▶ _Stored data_
--*--

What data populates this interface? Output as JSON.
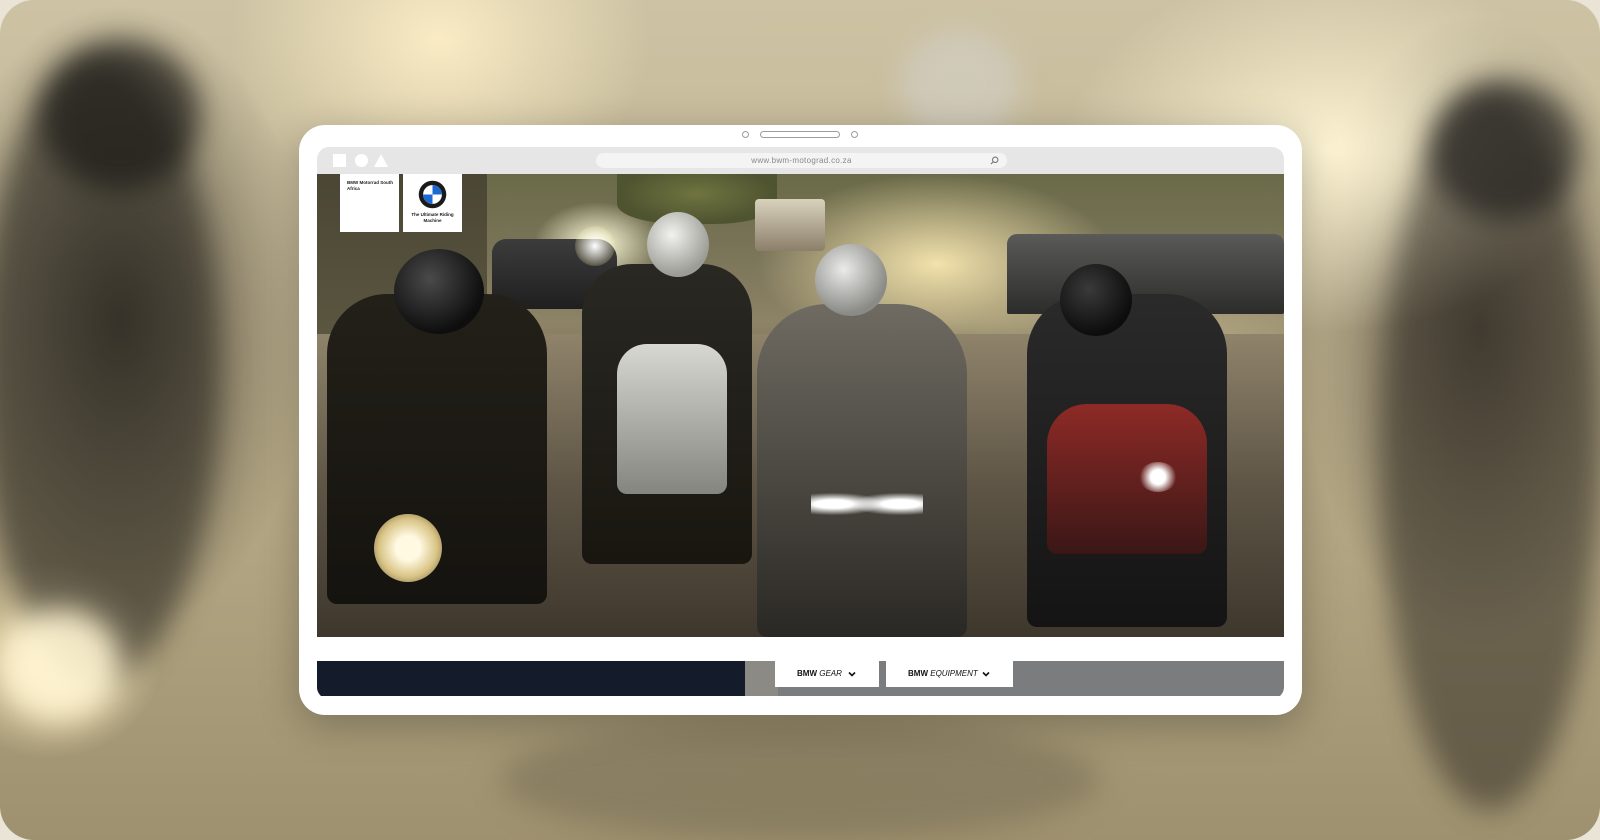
{
  "browser": {
    "url": "www.bwm-motograd.co.za",
    "window_controls": [
      "square-icon",
      "circle-icon",
      "triangle-icon"
    ]
  },
  "header": {
    "logo_left_text": "BMW Motorrad South Africa",
    "roundel_icon": "bmw-roundel-icon",
    "tagline": "The Ultimate Riding Machine"
  },
  "hero": {
    "image_description_icon": "riders-photo-icon"
  },
  "nav": {
    "gear_brand": "BMW",
    "gear_label": "GEAR",
    "equipment_brand": "BMW",
    "equipment_label": "EQUIPMENT",
    "dropdown_icon": "chevron-down-icon"
  },
  "colors": {
    "strip_dark": "#141b2b",
    "strip_grey": "#7b7c7e",
    "frame": "#ffffff",
    "chrome": "#e6e6e6"
  }
}
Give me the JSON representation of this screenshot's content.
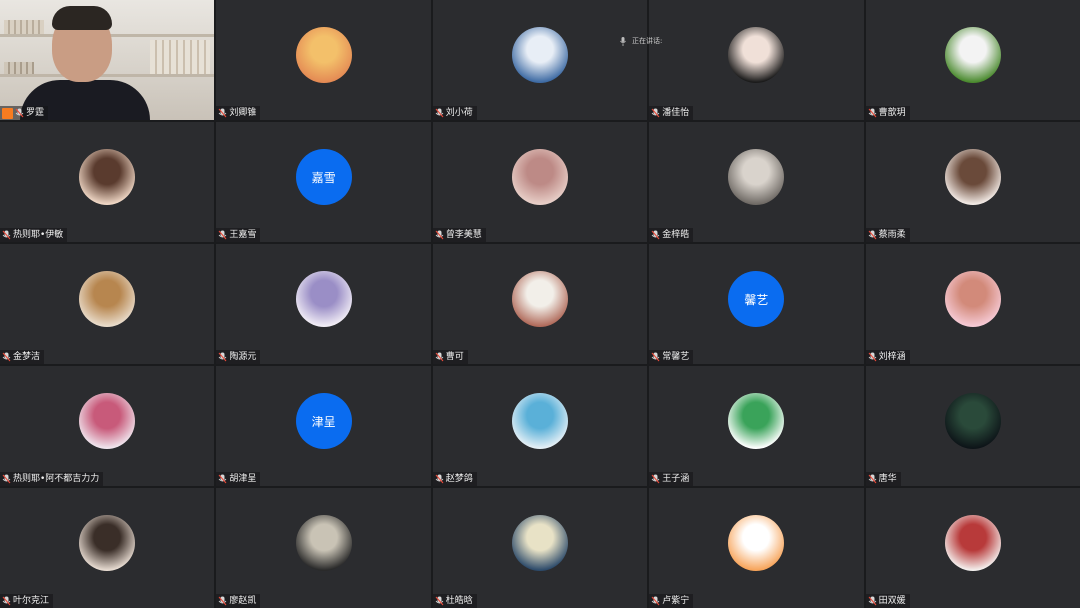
{
  "meeting": {
    "speaking_label": "正在讲话:"
  },
  "participants": [
    {
      "name": "罗霆",
      "type": "video",
      "host": true
    },
    {
      "name": "刘卿锥",
      "type": "image",
      "colors": [
        "#e48a54",
        "#f3c06a"
      ]
    },
    {
      "name": "刘小荷",
      "type": "image",
      "colors": [
        "#3d6aa3",
        "#e8eef6"
      ]
    },
    {
      "name": "潘佳怡",
      "type": "image",
      "colors": [
        "#1b1b1b",
        "#f0e0d8"
      ]
    },
    {
      "name": "曹歆玥",
      "type": "image",
      "colors": [
        "#4a8a2e",
        "#f3f3f3"
      ]
    },
    {
      "name": "热则耶•伊敏",
      "type": "image",
      "colors": [
        "#f0d8c6",
        "#5a3b2e"
      ]
    },
    {
      "name": "王嘉雪",
      "type": "text",
      "initials": "嘉雪",
      "bg": "#0a6cf0"
    },
    {
      "name": "曾李美慧",
      "type": "image",
      "colors": [
        "#e8cfc8",
        "#bd8a86"
      ]
    },
    {
      "name": "金梓皓",
      "type": "image",
      "colors": [
        "#6f6a65",
        "#d9d3cc"
      ]
    },
    {
      "name": "蔡雨柔",
      "type": "image",
      "colors": [
        "#f3ebe6",
        "#6a4a3a"
      ]
    },
    {
      "name": "金梦洁",
      "type": "image",
      "colors": [
        "#e9dccb",
        "#b7864f"
      ]
    },
    {
      "name": "陶源元",
      "type": "image",
      "colors": [
        "#f2eef6",
        "#9a8ec6"
      ]
    },
    {
      "name": "曹可",
      "type": "image",
      "colors": [
        "#b06a5a",
        "#f2efe9"
      ]
    },
    {
      "name": "常馨艺",
      "type": "text",
      "initials": "馨艺",
      "bg": "#0a6cf0"
    },
    {
      "name": "刘梓涵",
      "type": "image",
      "colors": [
        "#f6cad5",
        "#d28a7a"
      ]
    },
    {
      "name": "热则耶•阿不都吉力力",
      "type": "image",
      "colors": [
        "#f0e6ee",
        "#c85a7a"
      ]
    },
    {
      "name": "胡津呈",
      "type": "text",
      "initials": "津呈",
      "bg": "#0a6cf0"
    },
    {
      "name": "赵梦鸽",
      "type": "image",
      "colors": [
        "#e6f0f6",
        "#5ab0d8"
      ]
    },
    {
      "name": "王子涵",
      "type": "image",
      "colors": [
        "#ffffff",
        "#3aa35a"
      ]
    },
    {
      "name": "唐华",
      "type": "image",
      "colors": [
        "#0d1418",
        "#2a4a3a"
      ]
    },
    {
      "name": "叶尔克江",
      "type": "image",
      "colors": [
        "#e8dcd2",
        "#3a2e28"
      ]
    },
    {
      "name": "廖赵凯",
      "type": "image",
      "colors": [
        "#2a2a2a",
        "#c9c3b5"
      ]
    },
    {
      "name": "杜皓晗",
      "type": "image",
      "colors": [
        "#2c4a6a",
        "#e8e2c6"
      ]
    },
    {
      "name": "卢紫宁",
      "type": "image",
      "colors": [
        "#f7a45a",
        "#ffffff"
      ]
    },
    {
      "name": "田双媛",
      "type": "image",
      "colors": [
        "#f4f0ee",
        "#b83a3a"
      ]
    }
  ],
  "icons": {
    "mic_muted": "mic-muted-icon",
    "host": "host-icon",
    "mic": "mic-icon"
  }
}
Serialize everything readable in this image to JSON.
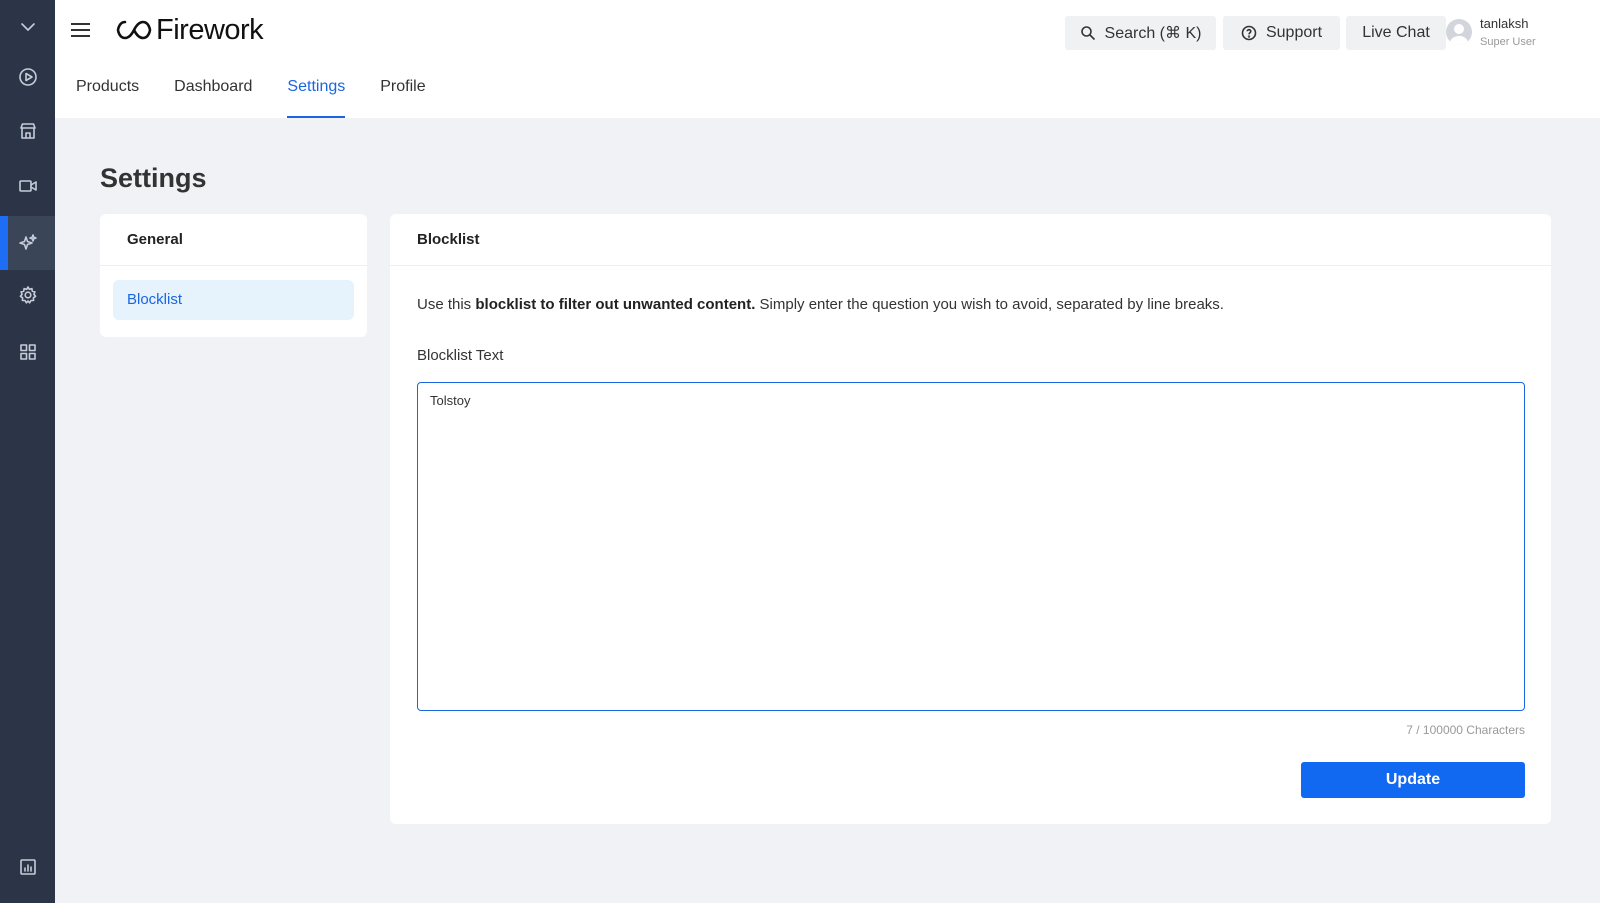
{
  "app": {
    "logo_text": "Firework"
  },
  "rail": {
    "items": [
      {
        "icon": "chevron-down-icon"
      },
      {
        "icon": "play-circle-icon"
      },
      {
        "icon": "store-icon"
      },
      {
        "icon": "video-camera-icon"
      },
      {
        "icon": "sparkles-icon",
        "active": true
      },
      {
        "icon": "gear-icon"
      },
      {
        "icon": "grid-icon"
      },
      {
        "icon": "analytics-icon"
      }
    ]
  },
  "header": {
    "search_label": "Search (⌘ K)",
    "support_label": "Support",
    "live_chat_label": "Live Chat",
    "user_name": "tanlaksh",
    "user_role": "Super User"
  },
  "tabs": [
    {
      "label": "Products",
      "active": false
    },
    {
      "label": "Dashboard",
      "active": false
    },
    {
      "label": "Settings",
      "active": true
    },
    {
      "label": "Profile",
      "active": false
    }
  ],
  "page": {
    "title": "Settings"
  },
  "side_nav": {
    "header": "General",
    "items": [
      {
        "label": "Blocklist",
        "selected": true
      }
    ]
  },
  "blocklist": {
    "title": "Blocklist",
    "description_prefix": "Use this ",
    "description_bold": "blocklist to filter out unwanted content.",
    "description_suffix": " Simply enter the question you wish to avoid, separated by line breaks.",
    "field_label": "Blocklist Text",
    "field_value": "Tolstoy",
    "char_count": "7 / 100000 Characters",
    "update_label": "Update"
  },
  "colors": {
    "accent": "#1a66e0",
    "button": "#1169f2",
    "rail": "#2c3547",
    "background": "#f0f2f5"
  }
}
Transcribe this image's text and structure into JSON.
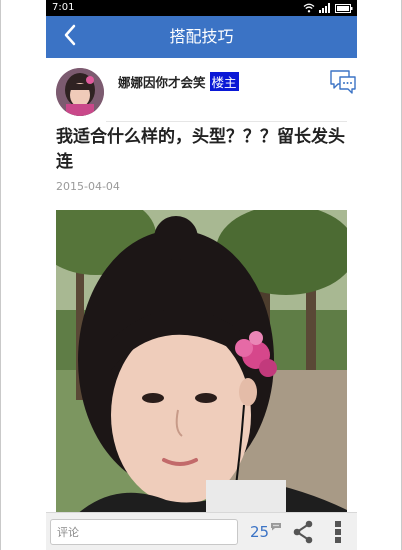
{
  "status_bar": {
    "time": "7:01",
    "icons": [
      "wifi-icon",
      "signal-icon",
      "battery-icon"
    ]
  },
  "nav": {
    "title": "搭配技巧",
    "back_icon": "chevron-left-icon",
    "background": "#3b73c5"
  },
  "post": {
    "author": {
      "name": "娜娜因你才会笑",
      "badge": "楼主",
      "badge_color": "#0a18d6"
    },
    "title": "我适合什么样的，头型？？？留长发头连",
    "date": "2015-04-04",
    "image_description": "portrait-photo"
  },
  "bottom_bar": {
    "comment_placeholder": "评论",
    "comment_count": "25",
    "share_icon": "share-icon",
    "more_icon": "more-vertical-icon",
    "accent": "#3b73c5"
  }
}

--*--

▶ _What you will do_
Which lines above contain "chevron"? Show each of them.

▶ _The answer_
    "dropdown_icon": "chevron-down-icon"
        "icon": "chevron-down-icon"
    "back_icon": "chevron-left-icon",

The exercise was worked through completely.